In early August I interviewed Mark Burstein, the president of Lawrence University, for the television version of For The Record. Burstein is proud of the Appleton-based university he leads, and he is passionate about liberal arts education. But he acknowledged that liberal arts colleges have been in decline, and he said one of the causes was the abuse and misuse of the word "liberal." He said he refers to Lawrence as an "arts and sciences" school. That's understandable, if not for the fact that currently the next two most maligned words are "arts" and "science." It does make talking about education somewhat challenging.
How can we address the importance of acquiring knowledge and skills to function as global citizens in 2019 if we can't agree on the meaning of the word liberal? How can we not see the life force that creates art or the life-sustaining and explaining truths that come from scientific inquiry? We can't.
A particularly daunting dichotomy for me is the stubborn resistance of climate change deniers to acknowledge the scientific truth of global warming. I know many elected Republican officials are paid handsomely in campaign contributions by those who benefit from befouling our air and water which they value over the future of our planet and the people who live here. But I remember hearing from two speakers at National Conference of Editorial Writers conventions in the last 10 years, both retired military officers who would be expected to tilt to the more conservative end of the political spectrum, who were unequivocal about the implications of climate change on national security. Our failure to prevent further degradation of the natural world and reverse the rate of climate change, they argued, was to court continued political and military turmoil in regions around the world.
So many of these conflicts are about one fundamental element: water. But even that reliably Republican call to support national defense above all else can't compete with offers of so much campaign cash to persuade politicians to trade their self respect and morality just to pretend to not believe in science.
Merriam-Webster defines science as "the state of knowing: knowledge as distinguished from ignorance or misunderstanding." It is disturbing that we are unable to agree on general truths as the Amazon is threatened and the measles epidemic looms. And don't get me started on lawn chemicals.
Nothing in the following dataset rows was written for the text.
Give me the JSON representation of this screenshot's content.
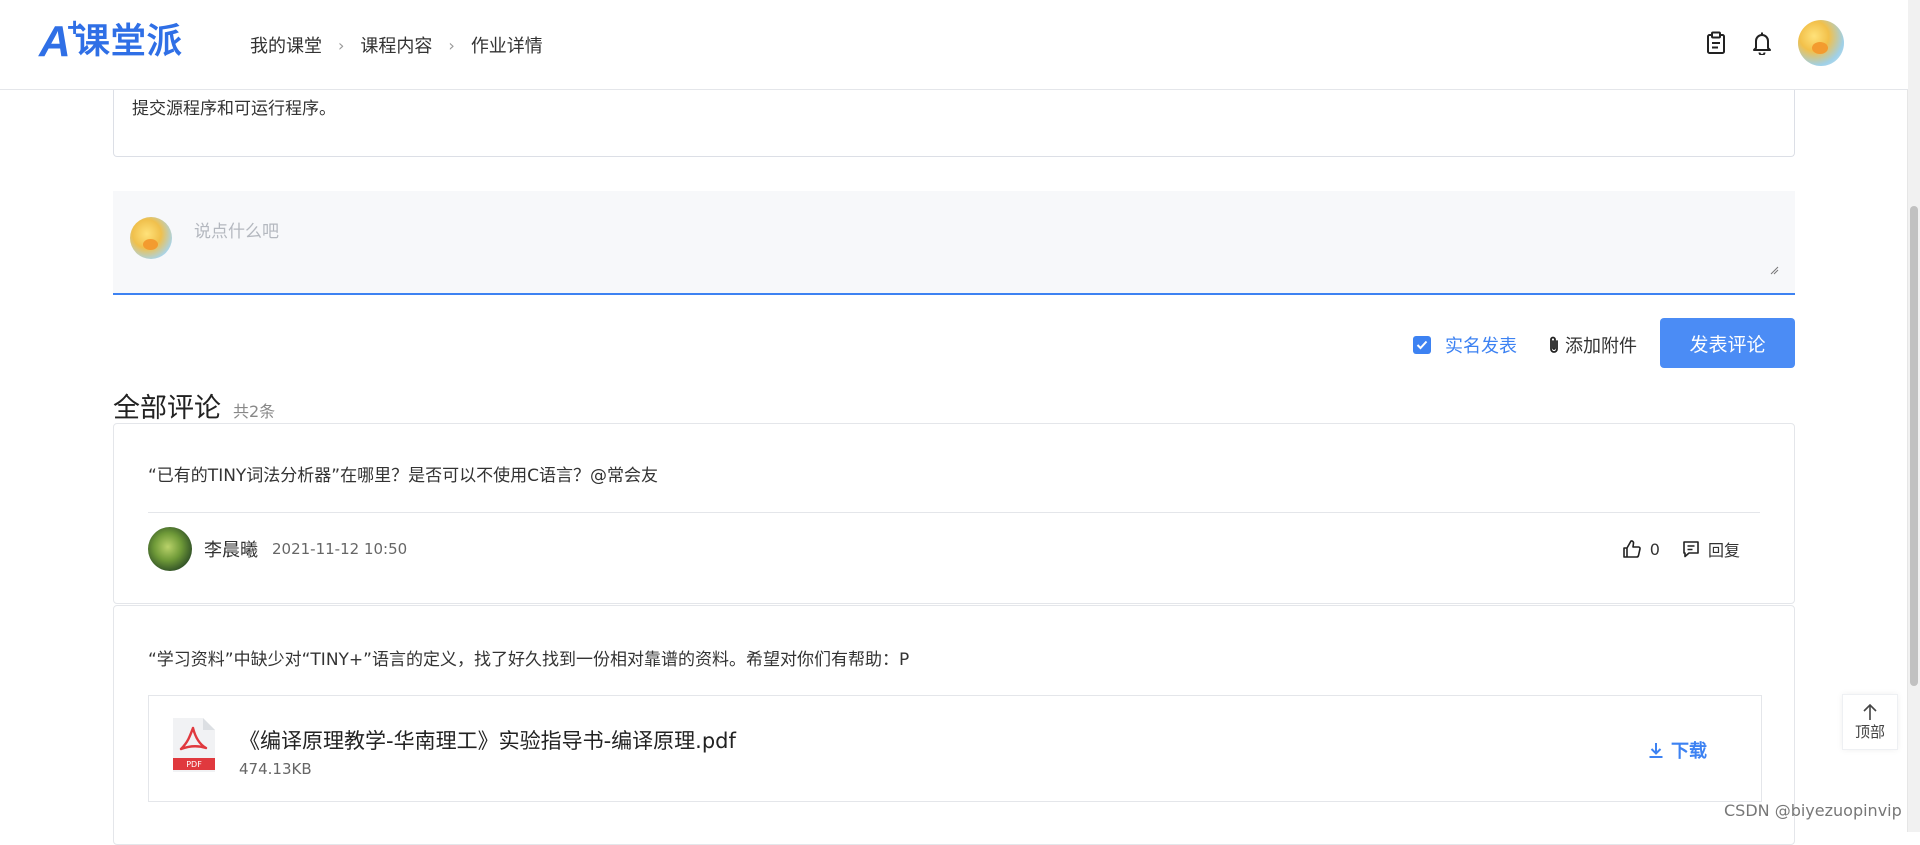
{
  "header": {
    "logo_text": "课堂派",
    "breadcrumb": [
      "我的课堂",
      "课程内容",
      "作业详情"
    ],
    "icons": [
      "clipboard-icon",
      "bell-icon"
    ]
  },
  "assignment": {
    "description": "提交源程序和可运行程序。"
  },
  "editor": {
    "placeholder": "说点什么吧"
  },
  "post_bar": {
    "realname_label": "实名发表",
    "realname_checked": true,
    "attach_label": "添加附件",
    "post_label": "发表评论"
  },
  "comments_section": {
    "title": "全部评论",
    "count": "共2条"
  },
  "comments": [
    {
      "text": "“已有的TINY词法分析器”在哪里？是否可以不使用C语言？@常会友",
      "user": "李晨曦",
      "time": "2021-11-12 10:50",
      "likes": "0",
      "reply_label": "回复"
    },
    {
      "text": "“学习资料”中缺少对“TINY+”语言的定义，找了好久找到一份相对靠谱的资料。希望对你们有帮助：P",
      "attachment": {
        "icon_label": "PDF",
        "name": "《编译原理教学-华南理工》实验指导书-编译原理.pdf",
        "size": "474.13KB",
        "download_label": "下载"
      }
    }
  ],
  "floating": {
    "top_label": "顶部"
  },
  "watermark": "CSDN @biyezuopinvip",
  "colors": {
    "accent": "#3d82f2",
    "brand": "#2f6fe6",
    "pdf_red": "#e0393e"
  }
}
But the power of words really consumed me during the 72 hours in early August when we were punched in the gut by two more horrific domestic terrorist mass killings (I can't tell you how frightened I am that there may have since been more massacres as you read this), and the death of one of America's greatest writers, Toni Morrison. The words we tolerate in our civic and political discourse are fueling mass murders on a scale unimaginable anywhere else in the world. They are words that foment hatred and terror. And they are inevitably followed by now familiar words meant to make us feel better even as they are laughably inadequate and misleading.
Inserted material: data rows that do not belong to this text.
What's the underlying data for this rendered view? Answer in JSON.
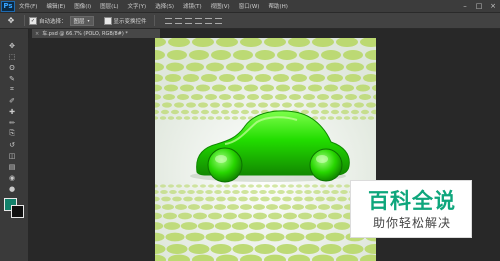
{
  "app": {
    "logo": "Ps"
  },
  "menu": [
    "文件(F)",
    "编辑(E)",
    "图像(I)",
    "图层(L)",
    "文字(Y)",
    "选择(S)",
    "滤镜(T)",
    "视图(V)",
    "窗口(W)",
    "帮助(H)"
  ],
  "window_controls": {
    "minimize": "–",
    "maximize": "□",
    "close": "×"
  },
  "options": {
    "auto_select_label": "自动选择：",
    "auto_select_value": "图层",
    "show_transform_label": "显示变换控件"
  },
  "document": {
    "tab_title": "车.psd @ 66.7% (POLO, RGB/8#) *",
    "close": "×"
  },
  "tools": [
    "move-tool",
    "marquee-tool",
    "lasso-tool",
    "quick-select-tool",
    "crop-tool",
    "eyedropper-tool",
    "healing-tool",
    "brush-tool",
    "clone-stamp-tool",
    "history-brush-tool",
    "eraser-tool",
    "gradient-tool",
    "blur-tool",
    "dodge-tool",
    "pen-tool",
    "type-tool",
    "path-select-tool",
    "shape-tool",
    "hand-tool",
    "zoom-tool"
  ],
  "tool_glyphs": [
    "✥",
    "⬚",
    "ʘ",
    "✎",
    "⌗",
    "✐",
    "✚",
    "✏",
    "⎘",
    "↺",
    "◫",
    "▤",
    "◉",
    "●",
    "✒",
    "T",
    "➤",
    "▭",
    "✋",
    "⚲"
  ],
  "colors": {
    "foreground": "#13806a",
    "background": "#101010",
    "car": "#22dd00",
    "dots": "#b9d86a"
  },
  "watermark": {
    "title": "百科全说",
    "subtitle": "助你轻松解决"
  }
}
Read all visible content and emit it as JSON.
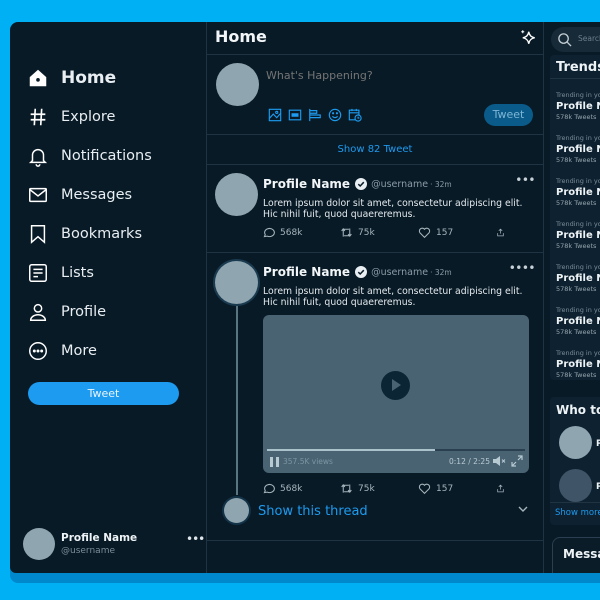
{
  "sidebar": {
    "items": [
      {
        "label": "Home",
        "icon": "home-icon",
        "active": true
      },
      {
        "label": "Explore",
        "icon": "hashtag-icon"
      },
      {
        "label": "Notifications",
        "icon": "bell-icon"
      },
      {
        "label": "Messages",
        "icon": "mail-icon"
      },
      {
        "label": "Bookmarks",
        "icon": "bookmark-icon"
      },
      {
        "label": "Lists",
        "icon": "list-icon"
      },
      {
        "label": "Profile",
        "icon": "user-icon"
      },
      {
        "label": "More",
        "icon": "more-circle-icon"
      }
    ],
    "tweet_button": "Tweet",
    "account": {
      "name": "Profile Name",
      "username": "@username",
      "more": "•••"
    }
  },
  "main": {
    "title": "Home",
    "composer": {
      "placeholder": "What's Happening?",
      "tweet_button": "Tweet",
      "tools": [
        "image-icon",
        "gif-icon",
        "poll-icon",
        "emoji-icon",
        "schedule-icon"
      ]
    },
    "show_more": "Show 82 Tweet",
    "tweets": [
      {
        "name": "Profile Name",
        "handle": "@username",
        "time": "· 32m",
        "more": "•••",
        "text": "Lorem ipsum dolor sit amet, consectetur adipiscing elit. Hic nihil fuit, quod quaereremus.",
        "replies": "568k",
        "retweets": "75k",
        "likes": "157"
      },
      {
        "name": "Profile Name",
        "handle": "@username",
        "time": "· 32m",
        "more": "••••",
        "text": "Lorem ipsum dolor sit amet, consectetur adipiscing elit. Hic nihil fuit, quod quaereremus.",
        "video": {
          "views": "357.5K views",
          "time": "0:12 / 2:25",
          "progress": 0.65
        },
        "replies": "568k",
        "retweets": "75k",
        "likes": "157",
        "thread_link": "Show this thread"
      }
    ]
  },
  "right": {
    "search_placeholder": "Search",
    "trends_title": "Trends",
    "trends": [
      {
        "context": "Trending in your",
        "name": "Profile Name",
        "count": "578k Tweets"
      },
      {
        "context": "Trending in your",
        "name": "Profile Name",
        "count": "578k Tweets"
      },
      {
        "context": "Trending in your",
        "name": "Profile Name",
        "count": "578k Tweets"
      },
      {
        "context": "Trending in your",
        "name": "Profile Name",
        "count": "578k Tweets"
      },
      {
        "context": "Trending in your",
        "name": "Profile Name",
        "count": "578k Tweets"
      },
      {
        "context": "Trending in your",
        "name": "Profile Name",
        "count": "578k Tweets"
      },
      {
        "context": "Trending in your",
        "name": "Profile Name",
        "count": "578k Tweets"
      }
    ],
    "who_title": "Who to follow",
    "who": [
      {
        "color": "#8fa5b0"
      },
      {
        "color": "#3f5466"
      }
    ],
    "show_more": "Show more",
    "messages_title": "Messages"
  },
  "colors": {
    "accent": "#1d9bf0",
    "background": "#081a26",
    "frame": "#00b0f5"
  }
}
No one knew this better than Morrison whose words touched our hearts, sparked our minds and inspired our souls. Morrison's words were elegant and eloquent and in them we find beauty and truth. It's hard to imagine right now a return to respect for words as a way to heal our nation. And yet it may be the only way.
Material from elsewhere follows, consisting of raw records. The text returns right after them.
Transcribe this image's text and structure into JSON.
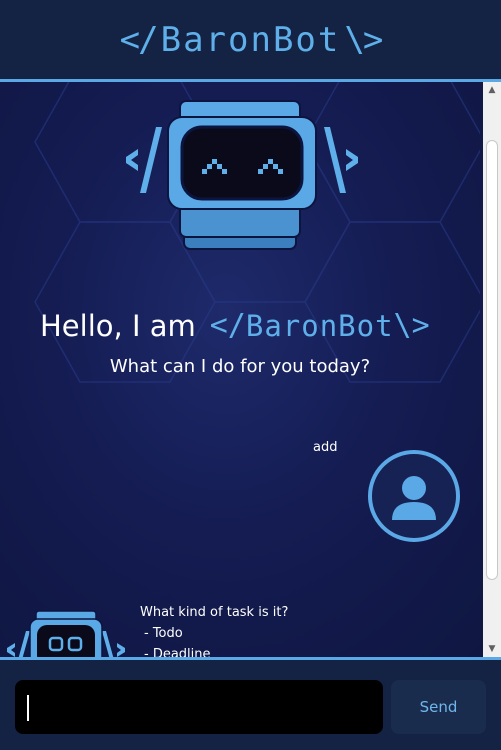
{
  "app": {
    "brand_open": "</",
    "brand_name": "BaronBot",
    "brand_close": "\\>"
  },
  "welcome": {
    "greeting": "Hello, I am",
    "brand_open": "</",
    "brand_name": "BaronBot",
    "brand_close": "\\>",
    "subtitle": "What can I do for you today?"
  },
  "messages": {
    "user": {
      "text": "add"
    },
    "bot": {
      "question": "What kind of task is it?",
      "options": [
        "- Todo",
        "- Deadline"
      ]
    }
  },
  "composer": {
    "input_value": "",
    "input_placeholder": "",
    "send_label": "Send"
  },
  "icons": {
    "bot": "robot-icon",
    "user": "user-avatar-icon",
    "scroll_up": "chevron-up-icon",
    "scroll_down": "chevron-down-icon"
  },
  "colors": {
    "accent": "#5aa8e6",
    "header_bg": "#142344",
    "chat_bg": "#141c52",
    "input_bg": "#000000",
    "send_bg": "#1a2c4e",
    "text": "#ffffff"
  }
}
Cullen's DIY Diversity
Tim Cullen, former Wisconsin state senator, state secretary of Health and Human Services, and health care executive, has had a distinguished career and many admirable accomplishments. But it was his time on the Janesville School Board that led to one of his greatest inspirations — increasing teacher diversity. Cullen saw the importance of students of color seeing teachers who looked like them and decided to do something about it. He established a foundation to award scholarships of $5,000 a year for up to five years for Janesville High School seniors who go to college, get their teaching degrees and apply to teach in Janesville. Since 2013 eight teachers of color from the Janesville Multicultural Teacher Scholarship Program are teaching and nine more are on that path. This year Cullen received the National Education Association 2019 President's Award, NEA's highest honor, for his work. Cullen's a humble guy. But this is a big deal for an amazing program.